# (First) Bianchi Identities

I'm looking at a paper of J. A. Thorpe ("Some Remarks on the Gauss-Bonnet Integral"). In the paper he defines "higher-order" notions of curvature. One thinks of the usual curvature tensor as $R\in \Lambda^2T^*M\otimes\Lambda^2T^*M$ and then we take simultaneous wedge products of $R$ with itself $k$ times in each of these tensor component to get $R^k\in\Lambda^{2k}T^*M\otimes\Lambda^{2k}T^*M$. Thorpe calls this (up to a positive multiple which won't concern us) $R_p$, where $p=2k$. It has the additional property of being symmetric in the transpose of the $2k$-forms over the tensor product, which just follows from the analogous symmetry of the ordinary Riemann curvature.

Thorpe then proves a lemma about this $R_p$ which he calls the (first) Bianchi identity for $R_p$:

For $p=2$ i.e. when we're just dealing with the ordinary curvature tensor this is just the familiar first Bianchi identity (by applying the typical curvature symmetries), and by looking carefully at the definition this general one just follows from this special case. All fine and good so far.

But then Thorpe says the following:

This has been seriously bothering me over the past 24 hours; I'm a slow thinker when it comes to combinatorics but I don't see how one can reduce the full antisymmetrization to just these $p+1$ terms. The full antisymmetrization has $(2p)!$ terms and the alternating property of $R_p$ in the first and last $p$ variables should allow one to cut this number down by a factor of $p!p!$; additionally the transpose symmetry should allow to halve that, leaving $\frac{1}{2}\binom{2p}{p}$ distinct kinds of terms to reduce to. (This seems to agree in the case when $p=2$ and we're working with the ordinary curvature. There are $24$ terms if we full antisymmetrize the Riemann tensor and $\frac{1}{2}\binom{4}{2}=3$, which is the number of terms in the typical cyclic sum statement of the Bianchi identity.)
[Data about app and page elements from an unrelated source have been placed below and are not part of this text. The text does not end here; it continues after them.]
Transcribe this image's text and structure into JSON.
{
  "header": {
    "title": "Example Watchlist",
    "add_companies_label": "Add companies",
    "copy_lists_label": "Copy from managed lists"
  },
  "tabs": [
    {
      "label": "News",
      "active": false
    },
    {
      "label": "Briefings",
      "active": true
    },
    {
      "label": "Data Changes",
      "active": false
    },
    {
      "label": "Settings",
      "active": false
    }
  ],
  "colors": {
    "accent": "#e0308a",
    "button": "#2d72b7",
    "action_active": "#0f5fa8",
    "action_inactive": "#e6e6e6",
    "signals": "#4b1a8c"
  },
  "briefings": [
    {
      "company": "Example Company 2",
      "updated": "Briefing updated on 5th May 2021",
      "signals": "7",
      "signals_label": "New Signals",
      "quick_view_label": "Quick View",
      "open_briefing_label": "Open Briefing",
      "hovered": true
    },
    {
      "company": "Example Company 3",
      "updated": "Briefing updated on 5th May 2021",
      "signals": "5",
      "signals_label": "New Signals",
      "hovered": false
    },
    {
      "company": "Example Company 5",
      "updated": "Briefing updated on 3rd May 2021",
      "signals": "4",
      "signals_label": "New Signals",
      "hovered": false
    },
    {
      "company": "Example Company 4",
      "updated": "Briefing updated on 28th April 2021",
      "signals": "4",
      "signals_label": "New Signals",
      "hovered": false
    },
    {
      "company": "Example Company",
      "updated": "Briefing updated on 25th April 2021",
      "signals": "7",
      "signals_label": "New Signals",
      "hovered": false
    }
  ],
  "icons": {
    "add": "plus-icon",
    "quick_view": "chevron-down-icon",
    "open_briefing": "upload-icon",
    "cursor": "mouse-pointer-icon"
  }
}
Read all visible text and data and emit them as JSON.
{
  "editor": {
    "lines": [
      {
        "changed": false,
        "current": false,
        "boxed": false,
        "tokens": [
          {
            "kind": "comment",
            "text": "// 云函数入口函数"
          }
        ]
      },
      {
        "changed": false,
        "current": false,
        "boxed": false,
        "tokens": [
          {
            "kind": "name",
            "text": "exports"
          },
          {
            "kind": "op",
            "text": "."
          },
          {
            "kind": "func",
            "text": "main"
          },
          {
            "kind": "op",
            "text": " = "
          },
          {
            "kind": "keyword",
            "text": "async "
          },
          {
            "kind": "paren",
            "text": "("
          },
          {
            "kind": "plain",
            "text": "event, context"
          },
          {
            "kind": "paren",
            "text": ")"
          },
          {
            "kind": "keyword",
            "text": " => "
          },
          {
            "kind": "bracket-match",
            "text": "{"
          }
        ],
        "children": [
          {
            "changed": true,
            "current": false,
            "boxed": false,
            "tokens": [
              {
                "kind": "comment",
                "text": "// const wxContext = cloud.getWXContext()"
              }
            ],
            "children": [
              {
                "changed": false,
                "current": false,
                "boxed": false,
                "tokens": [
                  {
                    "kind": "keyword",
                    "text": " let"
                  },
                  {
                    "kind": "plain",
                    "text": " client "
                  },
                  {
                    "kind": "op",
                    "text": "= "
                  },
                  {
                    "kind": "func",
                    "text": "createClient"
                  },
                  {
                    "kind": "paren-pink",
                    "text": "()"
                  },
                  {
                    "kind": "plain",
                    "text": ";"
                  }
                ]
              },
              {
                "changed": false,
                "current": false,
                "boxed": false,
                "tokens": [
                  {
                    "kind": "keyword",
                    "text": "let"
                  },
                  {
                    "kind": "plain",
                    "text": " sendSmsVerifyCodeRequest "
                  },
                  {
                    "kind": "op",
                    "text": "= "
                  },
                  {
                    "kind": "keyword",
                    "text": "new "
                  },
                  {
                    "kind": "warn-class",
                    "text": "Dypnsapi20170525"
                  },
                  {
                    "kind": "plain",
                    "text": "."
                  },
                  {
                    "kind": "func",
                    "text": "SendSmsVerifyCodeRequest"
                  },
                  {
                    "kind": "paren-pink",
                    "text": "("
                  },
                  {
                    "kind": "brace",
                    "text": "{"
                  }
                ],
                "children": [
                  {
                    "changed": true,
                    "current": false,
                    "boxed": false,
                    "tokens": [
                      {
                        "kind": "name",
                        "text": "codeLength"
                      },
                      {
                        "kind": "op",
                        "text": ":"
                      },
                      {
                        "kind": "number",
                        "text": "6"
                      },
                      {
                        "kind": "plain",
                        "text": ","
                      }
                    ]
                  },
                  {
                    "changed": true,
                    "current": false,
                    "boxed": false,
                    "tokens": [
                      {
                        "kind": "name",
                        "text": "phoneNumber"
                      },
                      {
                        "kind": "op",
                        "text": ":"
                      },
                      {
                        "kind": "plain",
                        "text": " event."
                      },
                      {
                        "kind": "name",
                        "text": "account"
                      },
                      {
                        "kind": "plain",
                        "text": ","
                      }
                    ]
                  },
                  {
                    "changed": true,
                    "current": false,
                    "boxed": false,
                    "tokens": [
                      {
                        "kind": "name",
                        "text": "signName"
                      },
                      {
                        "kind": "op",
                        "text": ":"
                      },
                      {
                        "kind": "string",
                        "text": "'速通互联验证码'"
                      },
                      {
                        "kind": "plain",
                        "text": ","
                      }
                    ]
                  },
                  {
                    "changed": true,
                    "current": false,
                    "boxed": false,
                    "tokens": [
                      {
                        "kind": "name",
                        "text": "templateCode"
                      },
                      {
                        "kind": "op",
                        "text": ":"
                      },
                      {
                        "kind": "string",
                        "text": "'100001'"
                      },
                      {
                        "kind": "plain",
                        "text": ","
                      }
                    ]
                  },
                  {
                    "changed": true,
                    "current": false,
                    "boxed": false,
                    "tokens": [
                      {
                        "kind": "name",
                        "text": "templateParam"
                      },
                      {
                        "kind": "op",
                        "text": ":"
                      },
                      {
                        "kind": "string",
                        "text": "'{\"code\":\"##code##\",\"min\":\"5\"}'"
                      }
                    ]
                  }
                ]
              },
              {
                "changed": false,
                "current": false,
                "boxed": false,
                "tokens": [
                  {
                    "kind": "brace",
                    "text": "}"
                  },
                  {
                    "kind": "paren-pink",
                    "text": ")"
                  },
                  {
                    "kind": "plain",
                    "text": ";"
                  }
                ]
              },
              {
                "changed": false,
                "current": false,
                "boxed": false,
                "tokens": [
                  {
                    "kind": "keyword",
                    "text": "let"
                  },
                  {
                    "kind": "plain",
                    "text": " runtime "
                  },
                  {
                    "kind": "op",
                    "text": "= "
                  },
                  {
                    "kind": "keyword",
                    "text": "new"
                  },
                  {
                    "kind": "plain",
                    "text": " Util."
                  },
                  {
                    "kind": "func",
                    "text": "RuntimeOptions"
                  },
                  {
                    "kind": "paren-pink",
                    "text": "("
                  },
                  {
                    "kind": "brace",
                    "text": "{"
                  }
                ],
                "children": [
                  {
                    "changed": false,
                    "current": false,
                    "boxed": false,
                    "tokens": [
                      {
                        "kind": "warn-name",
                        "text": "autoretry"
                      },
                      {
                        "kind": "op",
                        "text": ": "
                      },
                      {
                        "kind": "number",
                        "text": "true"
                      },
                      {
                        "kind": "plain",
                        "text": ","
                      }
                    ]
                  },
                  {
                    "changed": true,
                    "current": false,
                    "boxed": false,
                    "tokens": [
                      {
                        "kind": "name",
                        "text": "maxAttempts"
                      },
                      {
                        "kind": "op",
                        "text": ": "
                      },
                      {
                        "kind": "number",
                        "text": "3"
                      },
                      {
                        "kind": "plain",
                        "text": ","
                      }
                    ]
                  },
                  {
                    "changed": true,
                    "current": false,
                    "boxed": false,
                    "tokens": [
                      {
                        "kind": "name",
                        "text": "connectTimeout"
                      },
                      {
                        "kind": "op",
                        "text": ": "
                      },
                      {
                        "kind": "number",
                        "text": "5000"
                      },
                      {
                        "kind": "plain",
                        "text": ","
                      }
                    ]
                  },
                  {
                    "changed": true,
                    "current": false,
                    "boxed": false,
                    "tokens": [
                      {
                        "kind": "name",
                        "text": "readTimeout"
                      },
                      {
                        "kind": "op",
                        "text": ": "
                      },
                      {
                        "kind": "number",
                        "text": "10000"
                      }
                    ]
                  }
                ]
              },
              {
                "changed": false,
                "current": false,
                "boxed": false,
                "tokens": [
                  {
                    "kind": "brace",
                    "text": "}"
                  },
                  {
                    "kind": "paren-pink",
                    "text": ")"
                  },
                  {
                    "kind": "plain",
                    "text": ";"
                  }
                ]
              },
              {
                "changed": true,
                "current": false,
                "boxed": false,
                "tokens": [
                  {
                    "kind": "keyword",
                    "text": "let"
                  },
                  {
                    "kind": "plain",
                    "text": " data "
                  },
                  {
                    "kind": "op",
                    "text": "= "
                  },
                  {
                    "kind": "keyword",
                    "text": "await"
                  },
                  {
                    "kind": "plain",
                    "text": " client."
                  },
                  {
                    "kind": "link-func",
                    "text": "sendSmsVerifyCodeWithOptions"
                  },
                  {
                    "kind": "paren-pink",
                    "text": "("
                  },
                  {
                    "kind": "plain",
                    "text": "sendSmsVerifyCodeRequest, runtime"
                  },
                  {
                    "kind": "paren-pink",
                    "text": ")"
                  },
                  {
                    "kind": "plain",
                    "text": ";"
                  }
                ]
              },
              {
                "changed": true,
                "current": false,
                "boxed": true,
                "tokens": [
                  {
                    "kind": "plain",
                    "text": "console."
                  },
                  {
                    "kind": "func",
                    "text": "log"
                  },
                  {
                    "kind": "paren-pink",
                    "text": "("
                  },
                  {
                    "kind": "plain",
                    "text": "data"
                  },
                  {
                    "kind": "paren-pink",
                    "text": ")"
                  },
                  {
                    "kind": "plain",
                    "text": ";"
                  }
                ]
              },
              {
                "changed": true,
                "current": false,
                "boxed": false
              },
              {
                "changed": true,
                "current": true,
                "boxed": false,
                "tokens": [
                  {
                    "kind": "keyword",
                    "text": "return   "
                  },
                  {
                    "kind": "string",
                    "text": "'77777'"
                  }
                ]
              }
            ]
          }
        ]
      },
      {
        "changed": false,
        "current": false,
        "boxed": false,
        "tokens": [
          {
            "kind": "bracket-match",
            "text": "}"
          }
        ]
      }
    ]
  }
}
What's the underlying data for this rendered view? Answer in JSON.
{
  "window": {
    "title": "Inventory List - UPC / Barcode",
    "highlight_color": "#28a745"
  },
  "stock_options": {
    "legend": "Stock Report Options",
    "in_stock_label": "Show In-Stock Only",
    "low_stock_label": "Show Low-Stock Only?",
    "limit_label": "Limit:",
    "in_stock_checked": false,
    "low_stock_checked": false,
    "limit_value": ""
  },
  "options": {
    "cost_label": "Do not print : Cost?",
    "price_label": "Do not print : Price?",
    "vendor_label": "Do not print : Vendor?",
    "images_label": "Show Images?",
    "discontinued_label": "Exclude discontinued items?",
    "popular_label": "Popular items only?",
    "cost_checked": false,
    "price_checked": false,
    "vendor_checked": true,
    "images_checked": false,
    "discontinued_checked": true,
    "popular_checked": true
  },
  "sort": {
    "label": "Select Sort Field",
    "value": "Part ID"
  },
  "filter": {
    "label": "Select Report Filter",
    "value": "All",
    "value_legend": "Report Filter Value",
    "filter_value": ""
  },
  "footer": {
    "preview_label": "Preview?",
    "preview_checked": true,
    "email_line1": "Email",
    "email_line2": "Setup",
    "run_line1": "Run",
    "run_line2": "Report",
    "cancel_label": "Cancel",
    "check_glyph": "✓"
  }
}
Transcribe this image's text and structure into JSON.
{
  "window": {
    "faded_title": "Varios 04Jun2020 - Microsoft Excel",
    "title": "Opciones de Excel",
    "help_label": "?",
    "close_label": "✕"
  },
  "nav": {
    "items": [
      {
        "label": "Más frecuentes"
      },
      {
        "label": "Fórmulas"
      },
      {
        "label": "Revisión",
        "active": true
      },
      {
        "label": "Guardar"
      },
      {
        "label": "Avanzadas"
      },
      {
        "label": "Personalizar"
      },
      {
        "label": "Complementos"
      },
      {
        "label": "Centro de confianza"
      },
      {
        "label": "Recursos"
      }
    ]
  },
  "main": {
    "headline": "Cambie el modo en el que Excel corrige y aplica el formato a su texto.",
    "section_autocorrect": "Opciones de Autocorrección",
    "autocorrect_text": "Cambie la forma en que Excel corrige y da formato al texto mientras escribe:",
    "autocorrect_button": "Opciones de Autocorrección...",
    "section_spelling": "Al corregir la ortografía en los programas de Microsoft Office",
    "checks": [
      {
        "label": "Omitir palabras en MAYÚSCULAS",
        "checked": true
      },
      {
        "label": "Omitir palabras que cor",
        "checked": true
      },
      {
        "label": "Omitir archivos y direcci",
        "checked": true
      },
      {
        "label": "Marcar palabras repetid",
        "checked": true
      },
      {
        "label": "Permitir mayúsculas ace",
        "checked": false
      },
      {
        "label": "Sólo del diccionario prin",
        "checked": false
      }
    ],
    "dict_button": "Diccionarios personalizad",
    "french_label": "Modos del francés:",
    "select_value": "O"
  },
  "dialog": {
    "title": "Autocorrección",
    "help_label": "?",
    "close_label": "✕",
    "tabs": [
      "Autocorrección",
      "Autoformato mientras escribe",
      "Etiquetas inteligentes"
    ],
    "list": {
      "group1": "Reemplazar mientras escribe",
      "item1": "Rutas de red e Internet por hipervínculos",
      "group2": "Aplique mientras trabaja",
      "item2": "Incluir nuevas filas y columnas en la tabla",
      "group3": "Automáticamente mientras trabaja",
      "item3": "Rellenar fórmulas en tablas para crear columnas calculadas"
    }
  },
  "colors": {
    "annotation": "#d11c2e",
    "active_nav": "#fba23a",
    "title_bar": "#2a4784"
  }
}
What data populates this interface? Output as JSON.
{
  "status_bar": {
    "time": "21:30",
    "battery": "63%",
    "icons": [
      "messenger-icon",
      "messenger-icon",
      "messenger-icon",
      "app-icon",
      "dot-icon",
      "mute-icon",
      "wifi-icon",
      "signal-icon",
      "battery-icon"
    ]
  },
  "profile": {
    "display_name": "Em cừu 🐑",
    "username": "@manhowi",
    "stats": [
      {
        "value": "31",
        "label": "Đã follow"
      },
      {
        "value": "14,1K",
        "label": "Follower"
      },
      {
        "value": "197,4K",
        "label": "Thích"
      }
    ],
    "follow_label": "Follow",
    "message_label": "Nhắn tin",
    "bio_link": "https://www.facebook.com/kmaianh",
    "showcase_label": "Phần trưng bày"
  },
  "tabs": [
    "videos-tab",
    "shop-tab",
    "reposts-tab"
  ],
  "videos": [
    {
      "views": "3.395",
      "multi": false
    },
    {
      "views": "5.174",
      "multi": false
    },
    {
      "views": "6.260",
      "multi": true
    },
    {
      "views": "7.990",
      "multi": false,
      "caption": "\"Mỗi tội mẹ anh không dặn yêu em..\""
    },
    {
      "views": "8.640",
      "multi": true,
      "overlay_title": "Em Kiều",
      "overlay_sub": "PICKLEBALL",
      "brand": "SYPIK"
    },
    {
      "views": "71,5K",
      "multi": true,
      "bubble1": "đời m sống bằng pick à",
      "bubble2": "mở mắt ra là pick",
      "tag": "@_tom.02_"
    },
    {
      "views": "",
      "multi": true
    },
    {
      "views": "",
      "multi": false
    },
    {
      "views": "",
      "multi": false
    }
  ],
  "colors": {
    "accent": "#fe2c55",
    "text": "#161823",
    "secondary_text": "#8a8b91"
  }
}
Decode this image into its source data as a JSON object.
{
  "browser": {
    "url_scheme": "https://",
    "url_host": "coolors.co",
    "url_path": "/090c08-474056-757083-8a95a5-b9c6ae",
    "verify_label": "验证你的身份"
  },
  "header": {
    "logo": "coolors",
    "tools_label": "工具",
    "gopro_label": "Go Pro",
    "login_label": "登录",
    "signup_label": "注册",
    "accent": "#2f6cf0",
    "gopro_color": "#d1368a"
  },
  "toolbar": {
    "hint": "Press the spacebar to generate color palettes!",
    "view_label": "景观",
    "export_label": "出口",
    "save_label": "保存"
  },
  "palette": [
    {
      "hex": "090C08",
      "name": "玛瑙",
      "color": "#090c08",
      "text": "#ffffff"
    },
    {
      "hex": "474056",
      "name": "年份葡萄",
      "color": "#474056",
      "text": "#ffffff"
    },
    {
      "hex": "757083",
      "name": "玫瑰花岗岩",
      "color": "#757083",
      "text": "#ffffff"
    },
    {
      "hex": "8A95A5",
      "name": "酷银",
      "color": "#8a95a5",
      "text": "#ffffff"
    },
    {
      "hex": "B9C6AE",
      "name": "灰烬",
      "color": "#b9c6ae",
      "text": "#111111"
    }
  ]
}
I would just think that maybe this is wrong and not a big deal but Kulkarni has a paper (On the Bianchi Identities) with a very similar statement of the Bianchi identity in the formula below (apologies, but I won't bother to try to elaborate on the notation here):

Can anyone clarify what is going on here? Is it correct that Thorpe's statement (5') follows from his statement (5) and I just can't see it?

• Cited by 110 -- perhaps one of them has taken the trouble to fill in the gap? – darij grinberg May 23 '18 at 10:21
• My impression is that the equality (5'), combined with the antisymmetry of $R_p$ in the first $p$ arguments and in the last $p$ arguments, should show that $R_p$ factors through some Schur functor (probably the one corresponding to the two-column partition whose both columns have size $p$). This should at least yield (5). Now, conversely, to get (5') from (5), I don't think the given data suffices; probably the construction of $R_p$ as the $k$-th power of $R$ matters. – darij grinberg May 23 '18 at 10:25
• @darijgrinberg Def (5') implies (5). Not hard to see that up to a multiple the LHS of (5') is the same as antisym in the first $p+1$ arguments. If $R^k$ vanishes under a restricted antisym like this it will vanish under a full antisym. I agree with you that the data is insufficient to go from (5) to (5') on an a priori level. It is true that (5') holds for $R^k$ (see Kulkarni's paper ref'd above), but it requires independent proof. What is true is that antisym over $2p-1$ indices is a priori equivalent to full antisym. I suspect Thorpe just got overzealous stating such a property. – Brian Klatt May 23 '18 at 18:37